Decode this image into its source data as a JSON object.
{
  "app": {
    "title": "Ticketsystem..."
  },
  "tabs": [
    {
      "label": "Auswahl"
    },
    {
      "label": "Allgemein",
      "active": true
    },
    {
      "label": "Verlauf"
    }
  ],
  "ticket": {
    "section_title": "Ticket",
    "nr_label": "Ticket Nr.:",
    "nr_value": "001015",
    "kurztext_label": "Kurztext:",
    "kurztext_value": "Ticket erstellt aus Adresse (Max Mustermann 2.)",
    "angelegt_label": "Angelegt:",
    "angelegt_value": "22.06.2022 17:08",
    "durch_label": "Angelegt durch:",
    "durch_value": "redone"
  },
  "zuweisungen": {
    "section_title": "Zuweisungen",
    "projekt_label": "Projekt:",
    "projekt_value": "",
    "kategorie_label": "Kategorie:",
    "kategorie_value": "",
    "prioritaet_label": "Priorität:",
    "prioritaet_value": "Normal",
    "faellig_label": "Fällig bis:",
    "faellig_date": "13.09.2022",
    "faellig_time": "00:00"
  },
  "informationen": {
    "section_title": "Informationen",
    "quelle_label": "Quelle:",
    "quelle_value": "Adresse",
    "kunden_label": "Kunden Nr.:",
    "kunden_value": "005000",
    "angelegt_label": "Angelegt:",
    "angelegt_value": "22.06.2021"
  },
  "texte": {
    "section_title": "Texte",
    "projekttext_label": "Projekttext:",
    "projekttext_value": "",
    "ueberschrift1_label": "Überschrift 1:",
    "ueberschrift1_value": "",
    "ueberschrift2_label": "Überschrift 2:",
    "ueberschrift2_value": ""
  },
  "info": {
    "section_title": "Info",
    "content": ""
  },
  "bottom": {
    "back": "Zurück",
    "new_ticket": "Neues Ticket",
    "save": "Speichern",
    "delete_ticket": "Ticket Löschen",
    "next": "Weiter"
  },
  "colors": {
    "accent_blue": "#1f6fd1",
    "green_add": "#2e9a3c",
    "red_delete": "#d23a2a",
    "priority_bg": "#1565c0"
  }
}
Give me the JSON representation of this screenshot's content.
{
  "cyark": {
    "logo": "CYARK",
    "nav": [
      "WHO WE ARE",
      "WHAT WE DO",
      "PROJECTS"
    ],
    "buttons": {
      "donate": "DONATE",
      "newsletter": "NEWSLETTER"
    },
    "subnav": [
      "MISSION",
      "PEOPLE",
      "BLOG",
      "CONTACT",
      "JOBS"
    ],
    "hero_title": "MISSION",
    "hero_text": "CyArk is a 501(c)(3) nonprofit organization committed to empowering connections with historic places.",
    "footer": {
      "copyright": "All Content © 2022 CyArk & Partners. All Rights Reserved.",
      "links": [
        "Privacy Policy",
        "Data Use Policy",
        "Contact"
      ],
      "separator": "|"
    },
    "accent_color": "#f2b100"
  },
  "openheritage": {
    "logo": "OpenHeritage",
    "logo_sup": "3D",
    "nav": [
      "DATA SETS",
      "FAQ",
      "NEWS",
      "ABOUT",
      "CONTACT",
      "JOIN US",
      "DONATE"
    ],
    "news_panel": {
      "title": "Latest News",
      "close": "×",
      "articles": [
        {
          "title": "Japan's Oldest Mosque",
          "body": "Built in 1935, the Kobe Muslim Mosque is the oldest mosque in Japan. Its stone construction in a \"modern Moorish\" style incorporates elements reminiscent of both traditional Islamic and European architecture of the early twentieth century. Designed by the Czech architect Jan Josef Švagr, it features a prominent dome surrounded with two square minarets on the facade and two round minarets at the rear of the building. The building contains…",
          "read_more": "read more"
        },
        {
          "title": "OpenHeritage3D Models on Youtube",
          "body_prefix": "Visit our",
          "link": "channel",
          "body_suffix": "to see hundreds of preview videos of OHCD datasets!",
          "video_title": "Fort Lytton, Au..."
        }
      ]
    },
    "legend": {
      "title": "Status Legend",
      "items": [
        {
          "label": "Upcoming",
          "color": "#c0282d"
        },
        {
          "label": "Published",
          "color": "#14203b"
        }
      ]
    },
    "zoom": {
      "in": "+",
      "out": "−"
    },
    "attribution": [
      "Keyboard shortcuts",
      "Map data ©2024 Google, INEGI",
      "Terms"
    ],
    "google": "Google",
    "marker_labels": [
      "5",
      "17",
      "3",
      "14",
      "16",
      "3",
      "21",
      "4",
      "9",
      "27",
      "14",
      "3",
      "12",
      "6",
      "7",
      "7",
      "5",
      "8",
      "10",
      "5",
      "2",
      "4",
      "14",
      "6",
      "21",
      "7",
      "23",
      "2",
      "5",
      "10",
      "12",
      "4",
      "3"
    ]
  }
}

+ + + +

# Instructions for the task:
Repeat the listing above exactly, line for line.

# Task response:
Decode this image into its source data as a JSON object.
{
  "app": {
    "title": "Ticketsystem..."
  },
  "tabs": [
    {
      "label": "Auswahl"
    },
    {
      "label": "Allgemein",
      "active": true
    },
    {
      "label": "Verlauf"
    }
  ],
  "ticket": {
    "section_title": "Ticket",
    "nr_label": "Ticket Nr.:",
    "nr_value": "001015",
    "kurztext_label": "Kurztext:",
    "kurztext_value": "Ticket erstellt aus Adresse (Max Mustermann 2.)",
    "angelegt_label": "Angelegt:",
    "angelegt_value": "22.06.2022 17:08",
    "durch_label": "Angelegt durch:",
    "durch_value": "redone"
  },
  "zuweisungen": {
    "section_title": "Zuweisungen",
    "projekt_label": "Projekt:",
    "projekt_value": "",
    "kategorie_label": "Kategorie:",
    "kategorie_value": "",
    "prioritaet_label": "Priorität:",
    "prioritaet_value": "Normal",
    "faellig_label": "Fällig bis:",
    "faellig_date": "13.09.2022",
    "faellig_time": "00:00"
  },
  "informationen": {
    "section_title": "Informationen",
    "quelle_label": "Quelle:",
    "quelle_value": "Adresse",
    "kunden_label": "Kunden Nr.:",
    "kunden_value": "005000",
    "angelegt_label": "Angelegt:",
    "angelegt_value": "22.06.2021"
  },
  "texte": {
    "section_title": "Texte",
    "projekttext_label": "Projekttext:",
    "projekttext_value": "",
    "ueberschrift1_label": "Überschrift 1:",
    "ueberschrift1_value": "",
    "ueberschrift2_label": "Überschrift 2:",
    "ueberschrift2_value": ""
  },
  "info": {
    "section_title": "Info",
    "content": ""
  },
  "bottom": {
    "back": "Zurück",
    "new_ticket": "Neues Ticket",
    "save": "Speichern",
    "delete_ticket": "Ticket Löschen",
    "next": "Weiter"
  },
  "colors": {
    "accent_blue": "#1f6fd1",
    "green_add": "#2e9a3c",
    "red_delete": "#d23a2a",
    "priority_bg": "#1565c0"
  }
}
Give me the JSON representation of this screenshot's content.
{
  "cyark": {
    "logo": "CYARK",
    "nav": [
      "WHO WE ARE",
      "WHAT WE DO",
      "PROJECTS"
    ],
    "buttons": {
      "donate": "DONATE",
      "newsletter": "NEWSLETTER"
    },
    "subnav": [
      "MISSION",
      "PEOPLE",
      "BLOG",
      "CONTACT",
      "JOBS"
    ],
    "hero_title": "MISSION",
    "hero_text": "CyArk is a 501(c)(3) nonprofit organization committed to empowering connections with historic places.",
    "footer": {
      "copyright": "All Content © 2022 CyArk & Partners. All Rights Reserved.",
      "links": [
        "Privacy Policy",
        "Data Use Policy",
        "Contact"
      ],
      "separator": "|"
    },
    "accent_color": "#f2b100"
  },
  "openheritage": {
    "logo": "OpenHeritage",
    "logo_sup": "3D",
    "nav": [
      "DATA SETS",
      "FAQ",
      "NEWS",
      "ABOUT",
      "CONTACT",
      "JOIN US",
      "DONATE"
    ],
    "news_panel": {
      "title": "Latest News",
      "close": "×",
      "articles": [
        {
          "title": "Japan's Oldest Mosque",
          "body": "Built in 1935, the Kobe Muslim Mosque is the oldest mosque in Japan. Its stone construction in a \"modern Moorish\" style incorporates elements reminiscent of both traditional Islamic and European architecture of the early twentieth century. Designed by the Czech architect Jan Josef Švagr, it features a prominent dome surrounded with two square minarets on the facade and two round minarets at the rear of the building. The building contains…",
          "read_more": "read more"
        },
        {
          "title": "OpenHeritage3D Models on Youtube",
          "body_prefix": "Visit our",
          "link": "channel",
          "body_suffix": "to see hundreds of preview videos of OHCD datasets!",
          "video_title": "Fort Lytton, Au..."
        }
      ]
    },
    "legend": {
      "title": "Status Legend",
      "items": [
        {
          "label": "Upcoming",
          "color": "#c0282d"
        },
        {
          "label": "Published",
          "color": "#14203b"
        }
      ]
    },
    "zoom": {
      "in": "+",
      "out": "−"
    },
    "attribution": [
      "Keyboard shortcuts",
      "Map data ©2024 Google, INEGI",
      "Terms"
    ],
    "google": "Google",
    "marker_labels": [
      "5",
      "17",
      "3",
      "14",
      "16",
      "3",
      "21",
      "4",
      "9",
      "27",
      "14",
      "3",
      "12",
      "6",
      "7",
      "7",
      "5",
      "8",
      "10",
      "5",
      "2",
      "4",
      "14",
      "6",
      "21",
      "7",
      "23",
      "2",
      "5",
      "10",
      "12",
      "4",
      "3"
    ]
  }
}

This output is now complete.